I'm very much a newb, but I figure that the best way to learn Ruby
isn't sitting on the sidelines. So here's my solution (hacked, but it
works):

==== mexican_blanket.rb ====
class MexicanBlanket
 def initialize(colors, length, max_width)
   colors = colors
   @length = length
   max_width = max_width

   @current_row = 0

   # generate 'complete' line
   @complete_pattern = generate_complete_pattern(colors,max_width)
 end

 def first_row
   @complete_pattern[0... / length].to_s
 end

 def next_row
   length = @length + @current_row
   row = @complete_pattern[@current_row ... length]
   @current_row += 1
   row.to_s
 end

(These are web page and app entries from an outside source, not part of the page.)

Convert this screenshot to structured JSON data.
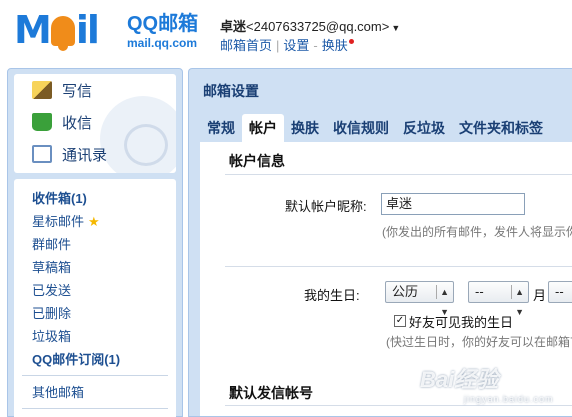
{
  "header": {
    "logo_text": "MOil",
    "logo_cn": "QQ邮箱",
    "logo_url": "mail.qq.com",
    "user_name": "卓迷",
    "user_email": "<2407633725@qq.com>",
    "links": [
      "邮箱首页",
      "设置",
      "换肤"
    ]
  },
  "sidebar": {
    "quick": [
      {
        "label": "写信",
        "icon": "write-icon"
      },
      {
        "label": "收信",
        "icon": "inbox-download-icon"
      },
      {
        "label": "通讯录",
        "icon": "contacts-icon"
      }
    ],
    "folders": [
      {
        "label": "收件箱(1)",
        "bold": true
      },
      {
        "label": "星标邮件",
        "star": true
      },
      {
        "label": "群邮件"
      },
      {
        "label": "草稿箱"
      },
      {
        "label": "已发送"
      },
      {
        "label": "已删除"
      },
      {
        "label": "垃圾箱"
      },
      {
        "label": "QQ邮件订阅(1)",
        "bold": true
      }
    ],
    "other": "其他邮箱"
  },
  "main": {
    "title": "邮箱设置",
    "tabs": [
      "常规",
      "帐户",
      "换肤",
      "收信规则",
      "反垃圾",
      "文件夹和标签"
    ],
    "active_tab": 1,
    "account_section": "帐户信息",
    "nickname_label": "默认帐户昵称:",
    "nickname_value": "卓迷",
    "nickname_hint": "(你发出的所有邮件，发件人将显示你的昵称)",
    "birthday_label": "我的生日:",
    "calendar_value": "公历",
    "month_value": "--",
    "month_unit": "月",
    "day_value": "--",
    "friends_see_label": "好友可见我的生日",
    "friends_see_checked": true,
    "birthday_hint": "(快过生日时，你的好友可以在邮箱首页看到提醒)",
    "sender_section": "默认发信帐号"
  },
  "watermark": {
    "text": "Bai经验",
    "sub": "jingyan.baidu.com"
  }
}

 def generate_complete_pattern(colors, max_width)
   first_two = mix_two_colors(colors[0..1],max_width)
   last_two = mix_two_colors(colors[1..2],max_width)
   last_two.shift;
   complete_pattern = first_two
   complete_pattern << last_two
   return complete_pattern.to_s.split(//)
 end

 def mix_two_colors(colors,max_width)
   first_color = colors[0]
   second_color = colors[1]
   first_width = max_width
   second_width = 1
   two_colors = []
   until (second_width > max_width)
     two_colors << first_color * first_width << second_color * second_width
     first_width -= 1
     second_width += 1
   end
   return two_colors
 end

 attr_reader :complete_pattern # for testing
end
==== end mexican_blanket.rb ====

==== print_mexican_flag_blanket.rb ====
#!/usr/bin/env ruby -wKU

require "../lib/mexican_blanket"

colors = ["G","W","R"]
line_length = 28
color_max_width = 5
rows = 28

mexican_flag_blanket = MexicanBlanket.new(colors,line_length,color_max_width)

rows.times { |n| puts mexican_flag_blanket.next_row }
==== end print_mexican_flag_blanket.rb ====